“When we finally got into it, that even took longer than expected because we had to get back into the groove with each other and sharpen our swords,” he adds. “For us, we knew we owed it to the fans. I know that we didn’t think we were done. We still had something to say, something to give.” 

“We didn’t do this for money,” Babu continues. “We didn’t do this for popularity. We really did this because we honestly still felt like we had something to give our fans and we had something for ourselves, for our legacy. If anything, we felt like this legacy needs this album. It deserves this album. I feel like this album brings us full circle. There’s a real peace to this record that, like I said, we’ll never have that rawness and innocence that we had on The Platform. We are pretty damn close on this one, in a different sense, that we were just very hard on each other and very real with each other.

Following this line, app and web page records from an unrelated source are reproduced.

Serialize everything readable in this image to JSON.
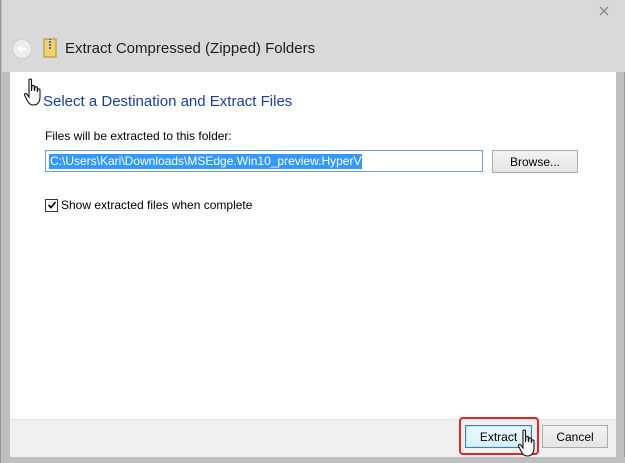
{
  "window": {
    "title": "Extract Compressed (Zipped) Folders",
    "close_icon": "close-icon",
    "back_icon": "back-arrow-icon",
    "folder_icon": "zipped-folder-icon"
  },
  "dialog": {
    "heading": "Select a Destination and Extract Files",
    "destination_label": "Files will be extracted to this folder:",
    "destination_value": "C:\\Users\\Kari\\Downloads\\MSEdge.Win10_preview.HyperV",
    "browse_label": "Browse...",
    "show_files_label": "Show extracted files when complete",
    "show_files_checked": true
  },
  "footer": {
    "extract_label": "Extract",
    "cancel_label": "Cancel"
  },
  "colors": {
    "heading": "#1a3e9a",
    "selection": "#3399ff",
    "highlight_ring": "#e0242a"
  }
}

We pulled no punches with each other. If someone didn’t do their job that day, they heard it. If the song wasn’t cutting it, trash that shit, back to the drawing board. Just even the way we recorded, it was like back to being in Ev’s studio. The first record, we did a lot in his apartment. So many ways, it was back to square one with this record. The record really feels like a full circle for us, or almost full circle, because I don’t know what the future holds for us. Are we going to record another Dilated record? I don’t know. This one feels good. We are all really excited to be presenting it to everyone.” 

RELATED: Dilated Peoples Previews “Directors Of Photography”